--- About this exercise ---
Once the images are set aside, return every entry exactly.

*** Opening Provided records ***

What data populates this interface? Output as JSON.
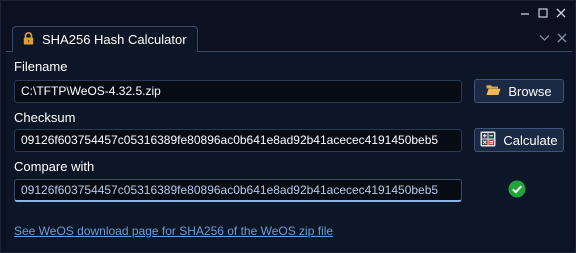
{
  "window": {
    "controls": {
      "minimize_icon": "minimize-icon",
      "maximize_icon": "maximize-icon",
      "close_icon": "close-icon"
    }
  },
  "tab": {
    "title": "SHA256 Hash Calculator",
    "icon": "lock-icon",
    "controls": {
      "collapse_icon": "chevron-down-icon",
      "close_icon": "close-icon"
    }
  },
  "filename": {
    "label": "Filename",
    "value": "C:\\TFTP\\WeOS-4.32.5.zip",
    "button_label": "Browse",
    "button_icon": "folder-open-icon"
  },
  "checksum": {
    "label": "Checksum",
    "value": "09126f603754457c05316389fe80896ac0b641e8ad92b41acecec4191450beb5",
    "button_label": "Calculate",
    "button_icon": "calculator-icon"
  },
  "compare": {
    "label": "Compare with",
    "value": "09126f603754457c05316389fe80896ac0b641e8ad92b41acecec4191450beb5",
    "status_icon": "check-circle-icon"
  },
  "link": {
    "text": "See WeOS download page for SHA256 of the WeOS zip file"
  },
  "colors": {
    "background": "#0b1120",
    "panel": "#0d1626",
    "button": "#1a2a44",
    "link": "#6f9ad6",
    "success": "#22a33a",
    "lock": "#e0a030",
    "folder": "#e8a640"
  }
}
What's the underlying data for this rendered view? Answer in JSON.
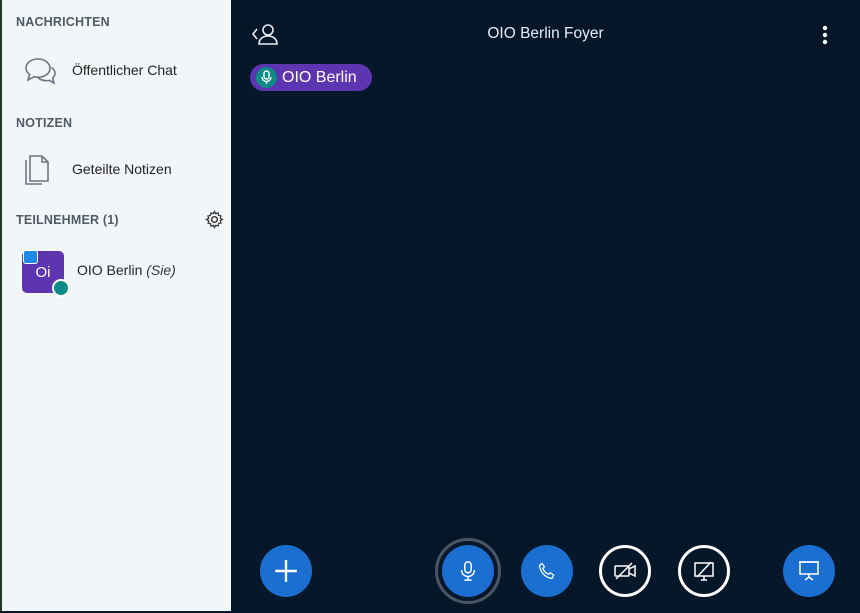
{
  "sidebar": {
    "messages_title": "NACHRICHTEN",
    "public_chat_label": "Öffentlicher Chat",
    "notes_title": "NOTIZEN",
    "shared_notes_label": "Geteilte Notizen",
    "participants_title": "TEILNEHMER (1)",
    "user": {
      "avatar_initials": "Oi",
      "name": "OIO Berlin",
      "you_suffix": "(Sie)"
    }
  },
  "main": {
    "meeting_title": "OIO Berlin Foyer",
    "talking_indicator": "OIO Berlin"
  },
  "colors": {
    "background": "#06172A",
    "sidebar": "#F3F6F9",
    "accent_blue": "#1B6FD1",
    "purple": "#5E35B1",
    "teal": "#0C8C87"
  },
  "icons": {
    "chat": "chat-bubbles-icon",
    "notes": "documents-icon",
    "settings": "gear-icon",
    "back_user": "user-back-icon",
    "more": "kebab-menu-icon",
    "mic": "microphone-icon",
    "phone": "phone-icon",
    "camera_off": "camera-off-icon",
    "screenshare_off": "screenshare-off-icon",
    "presentation": "presentation-icon",
    "add": "plus-icon"
  }
}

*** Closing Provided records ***

--- Response to this exercise ---
What data populates this interface? Output as JSON.
{
  "window": {
    "controls": {
      "minimize_icon": "minimize-icon",
      "maximize_icon": "maximize-icon",
      "close_icon": "close-icon"
    }
  },
  "tab": {
    "title": "SHA256 Hash Calculator",
    "icon": "lock-icon",
    "controls": {
      "collapse_icon": "chevron-down-icon",
      "close_icon": "close-icon"
    }
  },
  "filename": {
    "label": "Filename",
    "value": "C:\\TFTP\\WeOS-4.32.5.zip",
    "button_label": "Browse",
    "button_icon": "folder-open-icon"
  },
  "checksum": {
    "label": "Checksum",
    "value": "09126f603754457c05316389fe80896ac0b641e8ad92b41acecec4191450beb5",
    "button_label": "Calculate",
    "button_icon": "calculator-icon"
  },
  "compare": {
    "label": "Compare with",
    "value": "09126f603754457c05316389fe80896ac0b641e8ad92b41acecec4191450beb5",
    "status_icon": "check-circle-icon"
  },
  "link": {
    "text": "See WeOS download page for SHA256 of the WeOS zip file"
  },
  "colors": {
    "background": "#0b1120",
    "panel": "#0d1626",
    "button": "#1a2a44",
    "link": "#6f9ad6",
    "success": "#22a33a",
    "lock": "#e0a030",
    "folder": "#e8a640"
  }
}
What's the underlying data for this rendered view? Answer in JSON.
{
  "sidebar": {
    "messages_title": "NACHRICHTEN",
    "public_chat_label": "Öffentlicher Chat",
    "notes_title": "NOTIZEN",
    "shared_notes_label": "Geteilte Notizen",
    "participants_title": "TEILNEHMER (1)",
    "user": {
      "avatar_initials": "Oi",
      "name": "OIO Berlin",
      "you_suffix": "(Sie)"
    }
  },
  "main": {
    "meeting_title": "OIO Berlin Foyer",
    "talking_indicator": "OIO Berlin"
  },
  "colors": {
    "background": "#06172A",
    "sidebar": "#F3F6F9",
    "accent_blue": "#1B6FD1",
    "purple": "#5E35B1",
    "teal": "#0C8C87"
  },
  "icons": {
    "chat": "chat-bubbles-icon",
    "notes": "documents-icon",
    "settings": "gear-icon",
    "back_user": "user-back-icon",
    "more": "kebab-menu-icon",
    "mic": "microphone-icon",
    "phone": "phone-icon",
    "camera_off": "camera-off-icon",
    "screenshare_off": "screenshare-off-icon",
    "presentation": "presentation-icon",
    "add": "plus-icon"
  }
}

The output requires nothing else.